News & Politics

What Michelle and Barack's Marriage Has in Common with 56 Million Other Ones

The first couple has tried to preserve their "date night tradition." So have my husband and I.

"If our ups and downs in our marriage can help young couples sort of realize that that good marriages take work... it's unfair to project a kind of perfection that doesn't exist." -- First Lady , Michelle Obama, in The New York Times, November 1st, 2009

I was so excited to read the New York Times Magazine story about the First Couple this past Sunday. I can't stop thinking about how the First Lady said their relationship is an "ongoing negotiation." That sounds just like my marriage. My husband and I may be just one of the approximately 56 million couples in the United States, but we have so much in common.

The first couple has tried to preserve their "date night tradition." We have too -- maybe we can double? Just last week "they slipped into a Georgetown restaurant, he was tie-less and she wore a backless sheath." OK, on our most recent date night, we couldn't actually afford to leave our bedroom. So we gave our kid free reign of the internet for the night, opened a bottle of six month old California wine while I slipped into my eight year old sweat pants, and we plopped down on our twelve year old couch to watch our favorite new show on our eighteen year old TV. But our TV died, so if anyone knows if Ted Danson got the charges removed when he was busted for smoking pot in Fort Greene, we'd love to know.

The Obamas are lamenting their "lack of privacy" in their marriage. OK, theirs is due to all the press surrounding the President's every move and all of the important functions he attends that dictate their schedule, but I can relate. Our entire family schedule revolves around my husband's obsession with a particular bodily function which makes it impossible to calculate the timing of everyone else's use of that room. So we're constantly waiting on my husband's activities, just like the Obamas. Inevitably, I might amble into said room at the same time that Jeff has headed in armed with the entire newspaper and several magazines. He doesn't get security briefings like POTUS so he has to spend a lot of time gathering his own information, after which we stage a daily reenactment of the scene from Marathon Man: "Is it safe?" which is kinda like FLOTUS reading the daily briefings, right?

"The pair recently began playing tennis" and Barack is beating Michelle, "for now" she says. OK, we were playing. I signed us up for weekly tennis lessons. Over at our court, every time Jeff missed a shot, he'd curse at himself and throw his racket down in disgust. His game was accompanied by loud growling through clenched teeth, sprinkled with expletives. His claim that "lessons were ruining his game" was a novel one and my guy quit while Barack is still playing, but at least I'll always have the memory of how when Jeff played it sounded like he was on the receiving end of a Civil War era amputation.

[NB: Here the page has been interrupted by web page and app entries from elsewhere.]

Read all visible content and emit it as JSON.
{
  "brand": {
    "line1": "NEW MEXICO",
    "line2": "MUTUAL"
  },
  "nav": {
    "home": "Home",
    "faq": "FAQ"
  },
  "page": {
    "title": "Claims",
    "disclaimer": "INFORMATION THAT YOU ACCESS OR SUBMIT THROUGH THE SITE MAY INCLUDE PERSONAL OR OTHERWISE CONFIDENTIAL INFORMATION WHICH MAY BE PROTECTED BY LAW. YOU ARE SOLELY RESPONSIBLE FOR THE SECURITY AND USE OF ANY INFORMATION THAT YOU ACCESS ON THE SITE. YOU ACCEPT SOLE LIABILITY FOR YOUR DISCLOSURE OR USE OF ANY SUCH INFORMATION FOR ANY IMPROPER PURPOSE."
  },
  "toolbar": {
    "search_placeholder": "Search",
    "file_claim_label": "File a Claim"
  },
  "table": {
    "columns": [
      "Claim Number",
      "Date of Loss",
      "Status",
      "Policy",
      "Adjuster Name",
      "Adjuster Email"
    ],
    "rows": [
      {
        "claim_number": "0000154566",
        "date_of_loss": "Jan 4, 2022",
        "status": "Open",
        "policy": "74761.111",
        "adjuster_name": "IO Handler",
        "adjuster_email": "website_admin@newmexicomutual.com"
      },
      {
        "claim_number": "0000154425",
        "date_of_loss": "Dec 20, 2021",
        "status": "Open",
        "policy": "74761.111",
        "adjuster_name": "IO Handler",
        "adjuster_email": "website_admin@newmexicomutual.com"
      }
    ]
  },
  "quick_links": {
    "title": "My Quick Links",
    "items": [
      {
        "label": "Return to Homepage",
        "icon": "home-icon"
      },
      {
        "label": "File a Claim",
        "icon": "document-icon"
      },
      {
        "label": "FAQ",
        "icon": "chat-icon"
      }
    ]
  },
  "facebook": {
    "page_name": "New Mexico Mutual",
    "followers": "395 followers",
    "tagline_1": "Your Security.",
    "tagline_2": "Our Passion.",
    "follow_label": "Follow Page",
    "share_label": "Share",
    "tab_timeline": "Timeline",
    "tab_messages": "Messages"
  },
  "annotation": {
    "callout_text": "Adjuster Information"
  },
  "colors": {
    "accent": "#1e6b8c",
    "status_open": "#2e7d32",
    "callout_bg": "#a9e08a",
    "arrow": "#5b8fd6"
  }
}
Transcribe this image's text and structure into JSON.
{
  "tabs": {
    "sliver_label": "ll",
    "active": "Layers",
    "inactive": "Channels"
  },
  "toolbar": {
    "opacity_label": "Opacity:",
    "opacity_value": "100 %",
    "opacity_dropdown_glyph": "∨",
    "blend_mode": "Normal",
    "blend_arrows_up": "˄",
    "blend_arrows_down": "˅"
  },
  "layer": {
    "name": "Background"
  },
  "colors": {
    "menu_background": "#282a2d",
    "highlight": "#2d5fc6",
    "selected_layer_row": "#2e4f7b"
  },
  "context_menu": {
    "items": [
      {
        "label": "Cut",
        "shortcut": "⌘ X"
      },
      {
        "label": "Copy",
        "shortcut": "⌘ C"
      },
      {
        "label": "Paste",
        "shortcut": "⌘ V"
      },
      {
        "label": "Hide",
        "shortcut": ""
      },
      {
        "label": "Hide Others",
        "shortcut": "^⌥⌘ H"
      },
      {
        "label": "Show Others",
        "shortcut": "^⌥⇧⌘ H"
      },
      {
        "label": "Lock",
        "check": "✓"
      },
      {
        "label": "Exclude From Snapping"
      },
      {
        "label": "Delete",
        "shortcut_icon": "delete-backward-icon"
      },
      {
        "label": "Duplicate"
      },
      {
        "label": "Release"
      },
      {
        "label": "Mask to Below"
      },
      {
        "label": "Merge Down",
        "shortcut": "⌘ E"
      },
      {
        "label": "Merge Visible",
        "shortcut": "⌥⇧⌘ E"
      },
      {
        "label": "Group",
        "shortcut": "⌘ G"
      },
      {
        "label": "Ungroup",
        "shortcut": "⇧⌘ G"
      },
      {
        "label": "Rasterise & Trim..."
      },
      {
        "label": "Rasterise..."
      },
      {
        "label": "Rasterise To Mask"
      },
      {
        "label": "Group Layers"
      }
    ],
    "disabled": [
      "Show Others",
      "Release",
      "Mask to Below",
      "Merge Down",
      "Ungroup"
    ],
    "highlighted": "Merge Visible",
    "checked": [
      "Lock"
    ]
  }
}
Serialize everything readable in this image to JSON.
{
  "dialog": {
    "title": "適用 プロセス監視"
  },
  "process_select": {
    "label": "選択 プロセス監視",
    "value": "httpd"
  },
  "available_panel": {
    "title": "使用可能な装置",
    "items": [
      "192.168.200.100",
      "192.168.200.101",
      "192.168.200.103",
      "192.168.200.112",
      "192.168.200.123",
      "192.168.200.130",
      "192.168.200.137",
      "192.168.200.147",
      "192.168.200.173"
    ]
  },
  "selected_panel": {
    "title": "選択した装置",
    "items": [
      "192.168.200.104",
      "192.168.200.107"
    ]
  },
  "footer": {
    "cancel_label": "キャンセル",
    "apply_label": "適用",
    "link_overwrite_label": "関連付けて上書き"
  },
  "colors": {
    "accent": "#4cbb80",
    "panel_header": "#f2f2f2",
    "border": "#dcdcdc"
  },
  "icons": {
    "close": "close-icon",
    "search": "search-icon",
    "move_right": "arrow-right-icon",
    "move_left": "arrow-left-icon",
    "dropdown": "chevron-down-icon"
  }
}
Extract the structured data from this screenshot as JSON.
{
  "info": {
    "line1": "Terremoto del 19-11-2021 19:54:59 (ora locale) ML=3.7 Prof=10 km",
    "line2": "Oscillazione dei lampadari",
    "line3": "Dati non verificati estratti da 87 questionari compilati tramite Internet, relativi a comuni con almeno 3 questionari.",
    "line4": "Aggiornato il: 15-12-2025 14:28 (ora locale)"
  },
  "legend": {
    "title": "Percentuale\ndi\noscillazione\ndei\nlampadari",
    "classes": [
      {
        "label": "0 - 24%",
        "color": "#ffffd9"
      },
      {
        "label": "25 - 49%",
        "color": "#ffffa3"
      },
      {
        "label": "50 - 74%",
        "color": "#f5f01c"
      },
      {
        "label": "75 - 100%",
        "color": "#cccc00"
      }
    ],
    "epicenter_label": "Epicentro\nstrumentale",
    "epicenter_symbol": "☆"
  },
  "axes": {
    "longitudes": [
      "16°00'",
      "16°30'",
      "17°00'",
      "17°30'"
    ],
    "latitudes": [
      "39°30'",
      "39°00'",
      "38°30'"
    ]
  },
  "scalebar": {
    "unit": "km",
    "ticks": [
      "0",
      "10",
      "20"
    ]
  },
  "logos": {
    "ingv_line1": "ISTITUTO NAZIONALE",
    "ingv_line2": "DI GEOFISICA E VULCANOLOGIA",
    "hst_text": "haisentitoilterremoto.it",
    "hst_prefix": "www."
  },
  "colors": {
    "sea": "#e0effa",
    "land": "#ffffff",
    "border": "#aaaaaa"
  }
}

Seeing her husband in the Oval Office cracks Michelle up. "What are you doing here, get up from there!" she'll say. I'm so there, lady. I walk into our renovated garage office and I can't believe my husband is at his desk trolling through Internet porn and chatting up old girlfriends on Facebook. Ok, I might not be cracking up when I yell, "What the fuck are you doing, you're setting a bad example for our kid!!" But it is always shocking just how much time he can spend looking at that crap.

Michelle says its hard work and that's one thing we really do have in common which is why I've declared a personal fatwah against the phrase, "happily ever after." Wouldn't just "ever after" make more sense - and "they lived ever after"? Much more realistic. But who knows, maybe the Obamas will have more "happily" in their ever after than most of us, and I can only hope that right wing commentators will stop leveling criticism at the President for taking the time to devote to his marriage with his weekly date nights- at least we know that unlike Bush, who was asleep by 9pm every night, our new President is actually awake.

After thirteen years of marriage, authors and actors and real life married couple, Annabelle Gurwitch and Jeff Kahn have discovered "we're just not that into us." They are performing stories from their forthcoming memoir, You Say Tomato, I Say Shut Up ... A Love Story, (Crown 2010) as part of The New York Comedy Festival, November 5th, 8pm at 92Y Tribeca. CLICK HERE FOR TICKETS AND INFO
Sign Up!
Get AlterNet's Daily Newsletter in Your Inbox
+ sign up for additional lists
Select additional lists by selecting the checkboxes below before clicking Subscribe:
Election 2018